Spas and saunas
Germany's 6 Best Spas
Some stereotypes exist for a reason, and when it comes to Germans and spa culture, the stereotypes are all true.
As an overly conservative Brit (another correct stereotype), I very vividly remember my first full-on German-spa-day: the swim-up bar, the rapids, the garden saunas, all experienced while naked. It was bizarre but wonderfully down to earth. Just like that, I was hooked. Plus, after attempting an ice-pool plunge, being naked is the last thing on your mind!
When you break it down, it’s easy to understand why these wellness rituals are so widespread. A couple of rounds in the sauna leaves you feeling completely and contentedly exhausted, it’s a kind of active relaxation. And besides, lounging around, lazily swimming and getting massages is one of the rare times we allow our bodies to just stop and our thoughts to drift. When I think about it, we really should do it more often...
With this in mind, here’s a wrap-up of my go-to German spas. Whether you’re a sauna novice or a committed convert, they’re well worth a visit.
Fun fact: German spa culture was adopted from the ancient Romans. Roman-empire soldiers returning from battle would head straight to the baths for some hydrotherapy.
Baden-Baden is the chic spa town in Germany. Its natural springs are credited with curing both Roman Emperor Caracalla and Mark Twain of rheumatism, as well as with saving Baden Baden from the Black Death. Visit the palatial Friedrichsbad, with marbled, mosaic halls, for a dip in the numerous thermal-water pools, followed by a trip to the sprawling Caracalla Therme, located next door, for your sauna fix.
You’ll find the Spreewald Therme at the heart of the UNESCO biosphere reserve. The spa is renowned for its natural saltwater pools, which come from an underground depth of 1,350m. Apparently the high temperature, the water pressure and the minerals dissolved in the saline solution are good for your skin and respiratory system. I personally loved curling up in front of the huge open-fireplaces after an ice dip.
This is more hipster-hideout than traditional-spa, but I love it nonetheless.

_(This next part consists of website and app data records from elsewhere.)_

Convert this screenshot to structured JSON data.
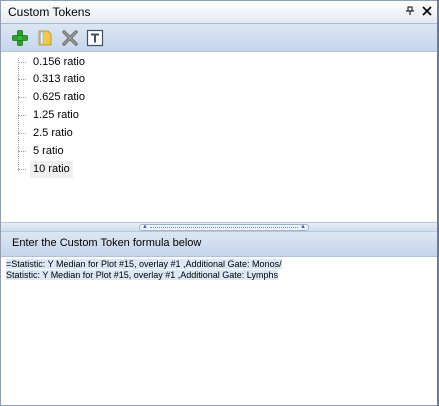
{
  "panel": {
    "title": "Custom Tokens",
    "pin_icon": "pin-icon",
    "close_icon": "close-icon"
  },
  "toolbar": {
    "items": [
      {
        "name": "add-token-button",
        "icon": "plus-icon",
        "color": "#2ca02c"
      },
      {
        "name": "bookmark-token-button",
        "icon": "bookmark-icon",
        "color": "#e0b030"
      },
      {
        "name": "delete-token-button",
        "icon": "x-icon",
        "color": "#7a7a7a"
      },
      {
        "name": "text-token-button",
        "icon": "text-T-icon",
        "color": "#3b4f6e"
      }
    ]
  },
  "tokens": [
    {
      "label": "0.156 ratio"
    },
    {
      "label": "0.313 ratio"
    },
    {
      "label": "0.625 ratio"
    },
    {
      "label": "1.25 ratio"
    },
    {
      "label": "2.5 ratio"
    },
    {
      "label": "5 ratio"
    },
    {
      "label": "10 ratio",
      "selected": true
    }
  ],
  "formula": {
    "header": "Enter the Custom Token formula below",
    "line1": "=Statistic: Y Median for Plot #15, overlay #1 ,Additional Gate: Monos/",
    "line2": "Statistic: Y Median for Plot #15, overlay #1 ,Additional Gate: Lymphs"
  }
}
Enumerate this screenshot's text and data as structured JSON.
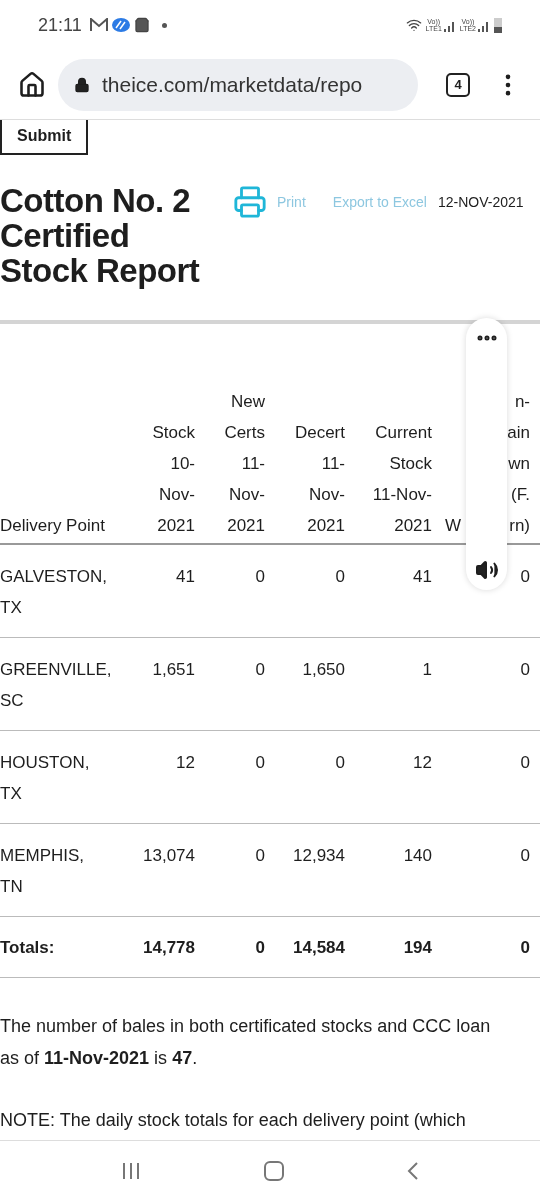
{
  "status_bar": {
    "time": "21:11",
    "sim_labels": [
      "Vo))\nLTE1",
      "Vo))\nLTE2"
    ]
  },
  "browser": {
    "url": "theice.com/marketdata/repo",
    "tab_count": "4"
  },
  "submit_button": "Submit",
  "title": "Cotton No. 2 Certified Stock Report",
  "actions": {
    "print": "Print",
    "export": "Export to Excel",
    "date": "12-NOV-2021"
  },
  "table": {
    "columns": [
      {
        "lines": [
          "Delivery Point"
        ]
      },
      {
        "lines": [
          "Stock",
          "10-",
          "Nov-",
          "2021"
        ]
      },
      {
        "lines": [
          "New",
          "Certs",
          "11-",
          "Nov-",
          "2021"
        ]
      },
      {
        "lines": [
          "Decert",
          "11-",
          "Nov-",
          "2021"
        ]
      },
      {
        "lines": [
          "Current",
          "Stock",
          "11-Nov-",
          "2021"
        ]
      },
      {
        "lines": [
          "n-",
          "ain",
          "wn",
          "(F."
        ],
        "last_line": [
          "W",
          "rn)"
        ]
      }
    ],
    "rows": [
      {
        "cells": [
          "GALVESTON, TX",
          "41",
          "0",
          "0",
          "41",
          "0"
        ]
      },
      {
        "cells": [
          "GREENVILLE, SC",
          "1,651",
          "0",
          "1,650",
          "1",
          "0"
        ]
      },
      {
        "cells": [
          "HOUSTON, TX",
          "12",
          "0",
          "0",
          "12",
          "0"
        ]
      },
      {
        "cells": [
          "MEMPHIS, TN",
          "13,074",
          "0",
          "12,934",
          "140",
          "0"
        ]
      }
    ],
    "totals": [
      "Totals:",
      "14,778",
      "0",
      "14,584",
      "194",
      "0"
    ]
  },
  "paragraph": "The number of bales in both certificated stocks and CCC loan as of **11-Nov-2021** is **47**.",
  "note": "NOTE: The daily stock totals for each delivery point (which"
}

The various locations boast dozens of saunas, pools and a gorgeous garden full of pavilions. Design and decor are Balinese-inspired, and the striking statues are bought from Indonesia.
I love Sonnenalp in Osterschwang for its views over the Alps from the pool. Plus all that fresh-mountain air must be good for you. If you’re feeling plush, you can treat yourself in its Michelin-starred restaurant.
Hidden amid dense forest in the foothills of the Erzgebirge mountains is Bad Elster, whose volcanic springs are said to have powerful medicinal properties. But a trip to its spoiling spa is worth it regardless of your medical needs!
Neptunbad in Cologne is a hidden gem, and worth visiting for its range of treatments such as chocolate, salt and honey peels. The rooftop terrace is perfect for lounging around naked in the sun with a good book and a glass of something special.